It would, I believe, make a great replacement for the much-maligned Checkatrade Trophy. That, if you remember, had replaced a successful tournament for English League One and League Two teams which had seen many fans, including me, experience unexpected days out at Wembley. I had seen Millwall lose to Wigan in the final of what was then the Auto Windscreens Shield in the 1999 final at the old stadium. Yes, we lost but we still had the excitement of a day out at a Wembley cup final. Why muck about with that?

A screen grab from TV coverage of Queen of the South v Linfield in the Scottish Challenge Cup. Watching the game sparked an idea. Why not have a cup competition featuring sides from all four home nations?

Well, the powers-that-be decided to muck around it with it last season and introduced Premier League youth sides, group stages and Draconian fines for League clubs who dared not to field full-strength sides in these ties. Millwall at home to West Brom Youth in a group match – that’s how to take the glamour out of a cup competition.

As ever, the tournament did regain some of its lustre in the latter stages, and Coventry City supporters will tell you that their 2-1 victory in the final against Oxford United, in front of a crowd of more than 74,000, was the highlight of an otherwise very disappointing season.

But how many fans would have made the journey to London for a final between two Premier League youth teams? Stoke City under-21s v Swansea City Youth anyone?

Well, there have been some tweaks this season, and more of the “big” teams have entered youth sides this time around, but the competition still suffers from the same fatal flaws that it always did.

No, I have a better idea. Ditch the youth teams from both this and the Scottish Challenge Cup, amalgamate the two competitions and have it revert to a straightforward knockout contest.

So, how would this work? Sadly, I have taken the time to work it out.

From England, there would be the 48 teams from Leagues One and Two. In Round One, there would be 16 ties, involving all 24 teams from League Two and eight drawn at random from League One. The winners of these ties and the 16 teams who had byes in the first round would then meet in Round Two, with the 16 successful sides going through to Round Three – where things start to get a bit more international.

Meanwhile, in Scotland, the 30 teams that make up the Championship and Leagues One and Two would compete in Round One, with 14 ties and two byes.
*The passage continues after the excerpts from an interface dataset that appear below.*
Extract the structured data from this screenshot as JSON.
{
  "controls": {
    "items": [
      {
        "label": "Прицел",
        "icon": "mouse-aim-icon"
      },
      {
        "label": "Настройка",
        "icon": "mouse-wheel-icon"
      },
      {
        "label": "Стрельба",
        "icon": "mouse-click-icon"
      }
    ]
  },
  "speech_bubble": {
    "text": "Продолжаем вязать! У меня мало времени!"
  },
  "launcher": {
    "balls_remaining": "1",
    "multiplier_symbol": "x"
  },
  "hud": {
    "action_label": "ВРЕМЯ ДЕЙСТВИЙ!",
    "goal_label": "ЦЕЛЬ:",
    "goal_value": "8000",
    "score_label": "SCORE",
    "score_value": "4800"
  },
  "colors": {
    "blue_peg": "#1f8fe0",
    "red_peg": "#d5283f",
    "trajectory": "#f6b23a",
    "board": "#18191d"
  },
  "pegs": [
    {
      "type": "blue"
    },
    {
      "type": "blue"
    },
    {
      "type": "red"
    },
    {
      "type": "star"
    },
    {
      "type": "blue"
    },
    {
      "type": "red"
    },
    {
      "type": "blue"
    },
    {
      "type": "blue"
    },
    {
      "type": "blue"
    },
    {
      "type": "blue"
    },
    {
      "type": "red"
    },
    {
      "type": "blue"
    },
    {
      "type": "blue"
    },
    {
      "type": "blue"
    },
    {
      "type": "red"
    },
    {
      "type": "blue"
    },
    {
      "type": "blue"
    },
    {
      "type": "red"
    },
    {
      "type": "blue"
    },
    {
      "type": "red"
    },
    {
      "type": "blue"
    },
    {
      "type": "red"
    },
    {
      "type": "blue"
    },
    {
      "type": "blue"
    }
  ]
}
Those 16 winners would then meet in Round Two, leaving eight teams to go through to Round Three.

In Wales, there are 12 teams in the Premier League. In Round One, there would be four matches and four byes, the eight winners would contest Round Two, leaving four teams to go through to Round Three. Northern Ireland, which also has 12 teams in its top division, would follow the same pattern.

Overall, that would leave the competition with 32 teams, 16 from England, eight from Scotland and four each from Wales and Northern Ireland. At this stage, the draw would be set up so that half the English teams are at home to Scottish/Welsh/Irish opposition and half would be away.

From the final 16 onwards, it would be an open draw and the final could still be played at Wembley – with possible options at Hampden or the Cardiff if needed.

I also think the games should be played on a Saturday afternoon, with more league games scheduled for midweek to make the extra dates available. I honestly believe an awful lot of fans would love this sort of  set-up.

Just think of it. Plymouth Argyle v Linfield; TNS v Blackburn Rovers; Inverness Caledonian Thistle v Portsmouth; Exeter City v Berwick Rangers. What’s not to like? It’s got to be better than Luton v Reading under-21s in front of Tuesday night crowd that is so low that no official figures are released for it.

And it would make the tournament about the fans, not just match practice for over-rich Premier League youngsters. It’s time to give fans of lower league clubs their cup back. The campaign starts here.

FOOTNOTE: Incidentally, the Queen of the South v Linfield tie ended 0-0 after 90 minutes, with the Scottish side going on to win 2-0 after extra time. It was a decent game. Dundee United were the winners of the competition overall, beating St Mirren 2-1 at Motherwell’s Fir Park in front of 8,000 paying spectators.

My new Kedah FA away shirt. It’s time to get more acquainted with the Malaysian Super League!